Items from an interface collection
________________

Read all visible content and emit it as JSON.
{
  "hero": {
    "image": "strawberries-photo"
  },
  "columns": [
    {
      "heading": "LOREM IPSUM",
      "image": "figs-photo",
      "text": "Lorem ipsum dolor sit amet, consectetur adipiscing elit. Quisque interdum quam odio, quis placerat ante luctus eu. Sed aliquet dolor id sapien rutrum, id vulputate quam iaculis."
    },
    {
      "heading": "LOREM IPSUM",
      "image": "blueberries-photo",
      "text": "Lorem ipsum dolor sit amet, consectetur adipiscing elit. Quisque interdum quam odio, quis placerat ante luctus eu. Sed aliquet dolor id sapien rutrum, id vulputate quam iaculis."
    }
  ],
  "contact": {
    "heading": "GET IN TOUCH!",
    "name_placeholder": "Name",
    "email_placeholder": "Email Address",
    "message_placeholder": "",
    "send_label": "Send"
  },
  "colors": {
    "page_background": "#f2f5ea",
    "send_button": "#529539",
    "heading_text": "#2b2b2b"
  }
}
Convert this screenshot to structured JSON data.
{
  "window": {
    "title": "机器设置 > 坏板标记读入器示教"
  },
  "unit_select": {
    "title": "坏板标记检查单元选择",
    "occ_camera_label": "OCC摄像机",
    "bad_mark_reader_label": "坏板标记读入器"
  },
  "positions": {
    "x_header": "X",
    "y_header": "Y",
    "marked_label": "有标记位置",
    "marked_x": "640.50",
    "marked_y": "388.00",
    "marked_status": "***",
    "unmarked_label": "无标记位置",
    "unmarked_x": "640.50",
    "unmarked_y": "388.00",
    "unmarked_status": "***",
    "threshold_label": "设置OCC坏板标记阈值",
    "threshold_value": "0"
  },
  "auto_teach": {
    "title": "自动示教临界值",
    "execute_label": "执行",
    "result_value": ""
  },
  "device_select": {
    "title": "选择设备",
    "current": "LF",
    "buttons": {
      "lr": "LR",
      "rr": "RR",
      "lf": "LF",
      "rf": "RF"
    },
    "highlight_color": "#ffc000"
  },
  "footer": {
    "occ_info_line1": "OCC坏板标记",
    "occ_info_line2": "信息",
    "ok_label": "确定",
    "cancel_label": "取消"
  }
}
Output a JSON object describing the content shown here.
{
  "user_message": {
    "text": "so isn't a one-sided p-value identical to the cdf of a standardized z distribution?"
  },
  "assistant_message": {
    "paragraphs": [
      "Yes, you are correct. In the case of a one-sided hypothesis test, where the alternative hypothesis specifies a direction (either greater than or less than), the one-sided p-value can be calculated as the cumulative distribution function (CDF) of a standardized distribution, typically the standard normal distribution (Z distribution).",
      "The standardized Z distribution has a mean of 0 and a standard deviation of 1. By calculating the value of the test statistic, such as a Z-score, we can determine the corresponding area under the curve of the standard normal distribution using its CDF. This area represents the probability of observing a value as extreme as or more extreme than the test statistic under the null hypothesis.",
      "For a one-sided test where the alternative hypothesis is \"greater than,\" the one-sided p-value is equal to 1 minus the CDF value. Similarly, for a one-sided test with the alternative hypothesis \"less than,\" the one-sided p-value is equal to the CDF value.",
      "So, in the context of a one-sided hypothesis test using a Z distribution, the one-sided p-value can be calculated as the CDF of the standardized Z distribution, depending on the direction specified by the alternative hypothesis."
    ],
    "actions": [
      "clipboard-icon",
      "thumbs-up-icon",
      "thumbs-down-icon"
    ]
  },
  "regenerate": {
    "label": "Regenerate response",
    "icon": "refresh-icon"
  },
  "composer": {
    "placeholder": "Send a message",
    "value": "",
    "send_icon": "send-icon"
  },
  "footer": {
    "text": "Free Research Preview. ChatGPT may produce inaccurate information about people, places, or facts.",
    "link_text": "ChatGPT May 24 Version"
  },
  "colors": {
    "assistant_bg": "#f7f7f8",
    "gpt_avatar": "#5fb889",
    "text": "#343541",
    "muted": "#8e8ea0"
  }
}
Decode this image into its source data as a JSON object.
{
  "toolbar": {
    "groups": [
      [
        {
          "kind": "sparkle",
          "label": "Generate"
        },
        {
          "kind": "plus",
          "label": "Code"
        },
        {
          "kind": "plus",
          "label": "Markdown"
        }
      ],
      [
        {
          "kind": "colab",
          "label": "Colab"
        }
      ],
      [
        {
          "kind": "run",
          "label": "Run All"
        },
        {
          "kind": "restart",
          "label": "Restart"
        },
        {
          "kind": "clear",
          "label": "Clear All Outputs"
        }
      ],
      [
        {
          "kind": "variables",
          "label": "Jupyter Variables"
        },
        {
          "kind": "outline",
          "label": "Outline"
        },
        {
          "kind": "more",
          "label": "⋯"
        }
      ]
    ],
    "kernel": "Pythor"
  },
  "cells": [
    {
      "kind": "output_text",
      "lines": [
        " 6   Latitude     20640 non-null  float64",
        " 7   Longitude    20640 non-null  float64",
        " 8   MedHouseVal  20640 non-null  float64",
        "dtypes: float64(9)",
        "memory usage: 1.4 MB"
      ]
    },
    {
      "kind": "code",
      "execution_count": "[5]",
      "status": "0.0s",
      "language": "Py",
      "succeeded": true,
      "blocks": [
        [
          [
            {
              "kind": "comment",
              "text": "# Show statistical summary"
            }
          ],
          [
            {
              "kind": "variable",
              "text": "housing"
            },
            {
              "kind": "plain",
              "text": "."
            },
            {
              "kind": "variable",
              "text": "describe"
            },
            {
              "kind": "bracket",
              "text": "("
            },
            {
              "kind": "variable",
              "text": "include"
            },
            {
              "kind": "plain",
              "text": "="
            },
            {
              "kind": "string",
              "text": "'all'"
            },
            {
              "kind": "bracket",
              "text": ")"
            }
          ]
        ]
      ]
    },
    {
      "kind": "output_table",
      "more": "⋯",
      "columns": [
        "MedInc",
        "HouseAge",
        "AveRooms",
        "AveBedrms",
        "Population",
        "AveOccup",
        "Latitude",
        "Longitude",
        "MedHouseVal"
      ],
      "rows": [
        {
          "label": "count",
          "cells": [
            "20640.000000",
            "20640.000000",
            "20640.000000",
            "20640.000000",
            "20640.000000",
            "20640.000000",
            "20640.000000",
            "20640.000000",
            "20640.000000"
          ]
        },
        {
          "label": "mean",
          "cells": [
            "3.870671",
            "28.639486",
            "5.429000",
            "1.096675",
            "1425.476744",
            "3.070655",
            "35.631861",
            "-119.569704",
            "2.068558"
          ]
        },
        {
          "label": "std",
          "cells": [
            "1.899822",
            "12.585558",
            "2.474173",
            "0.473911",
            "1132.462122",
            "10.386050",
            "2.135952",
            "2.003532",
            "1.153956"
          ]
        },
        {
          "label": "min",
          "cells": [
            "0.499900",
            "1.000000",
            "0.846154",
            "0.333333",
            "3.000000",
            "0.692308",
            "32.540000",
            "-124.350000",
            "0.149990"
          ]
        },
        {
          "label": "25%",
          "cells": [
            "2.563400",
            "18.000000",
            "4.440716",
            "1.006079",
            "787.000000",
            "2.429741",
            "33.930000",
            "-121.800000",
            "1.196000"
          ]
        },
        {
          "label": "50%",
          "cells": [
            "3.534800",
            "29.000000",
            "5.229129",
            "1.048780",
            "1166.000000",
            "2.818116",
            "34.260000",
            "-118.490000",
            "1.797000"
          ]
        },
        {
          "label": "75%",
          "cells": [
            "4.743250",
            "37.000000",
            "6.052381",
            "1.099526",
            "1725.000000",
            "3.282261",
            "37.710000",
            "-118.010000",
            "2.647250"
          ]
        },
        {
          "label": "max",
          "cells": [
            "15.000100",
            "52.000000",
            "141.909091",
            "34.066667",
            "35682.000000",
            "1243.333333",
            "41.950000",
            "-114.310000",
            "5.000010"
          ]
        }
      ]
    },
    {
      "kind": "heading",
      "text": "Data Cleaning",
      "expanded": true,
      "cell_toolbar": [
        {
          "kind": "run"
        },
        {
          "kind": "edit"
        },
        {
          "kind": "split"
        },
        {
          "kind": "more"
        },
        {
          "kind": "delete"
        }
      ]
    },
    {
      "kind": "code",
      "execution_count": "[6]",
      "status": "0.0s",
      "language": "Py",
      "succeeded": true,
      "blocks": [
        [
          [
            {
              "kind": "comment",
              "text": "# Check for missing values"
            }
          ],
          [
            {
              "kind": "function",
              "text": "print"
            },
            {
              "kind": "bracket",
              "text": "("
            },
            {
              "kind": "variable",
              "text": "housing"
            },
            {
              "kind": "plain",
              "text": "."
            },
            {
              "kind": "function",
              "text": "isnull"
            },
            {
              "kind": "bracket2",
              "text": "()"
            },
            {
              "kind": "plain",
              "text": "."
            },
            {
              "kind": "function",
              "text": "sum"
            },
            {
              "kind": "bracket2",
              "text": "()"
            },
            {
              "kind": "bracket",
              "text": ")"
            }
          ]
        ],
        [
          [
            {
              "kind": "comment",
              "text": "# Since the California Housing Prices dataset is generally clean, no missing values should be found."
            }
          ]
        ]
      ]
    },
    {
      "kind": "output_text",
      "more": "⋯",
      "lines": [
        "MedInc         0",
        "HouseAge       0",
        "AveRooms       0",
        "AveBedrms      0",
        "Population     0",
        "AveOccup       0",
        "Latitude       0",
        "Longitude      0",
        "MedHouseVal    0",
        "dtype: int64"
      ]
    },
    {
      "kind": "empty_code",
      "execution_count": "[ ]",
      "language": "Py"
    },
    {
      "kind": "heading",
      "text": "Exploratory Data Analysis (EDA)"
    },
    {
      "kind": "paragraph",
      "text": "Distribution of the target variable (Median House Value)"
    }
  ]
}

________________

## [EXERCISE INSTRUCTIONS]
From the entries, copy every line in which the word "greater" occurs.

## [EXERCISE SOLUTION]
      "Yes, you are correct. In the case of a one-sided hypothesis test, where the alternative hypothesis specifies a direction (either greater than or less than), the one-sided p-value can be calculated as the cumulative distribution function (CDF) of a standardized distribution, typically the standard normal distribution (Z distribution).",
      "For a one-sided test where the alternative hypothesis is \"greater than,\" the one-sided p-value is equal to 1 minus the CDF value. Similarly, for a one-sided test with the alternative hypothesis \"less than,\" the one-sided p-value is equal to the CDF value.",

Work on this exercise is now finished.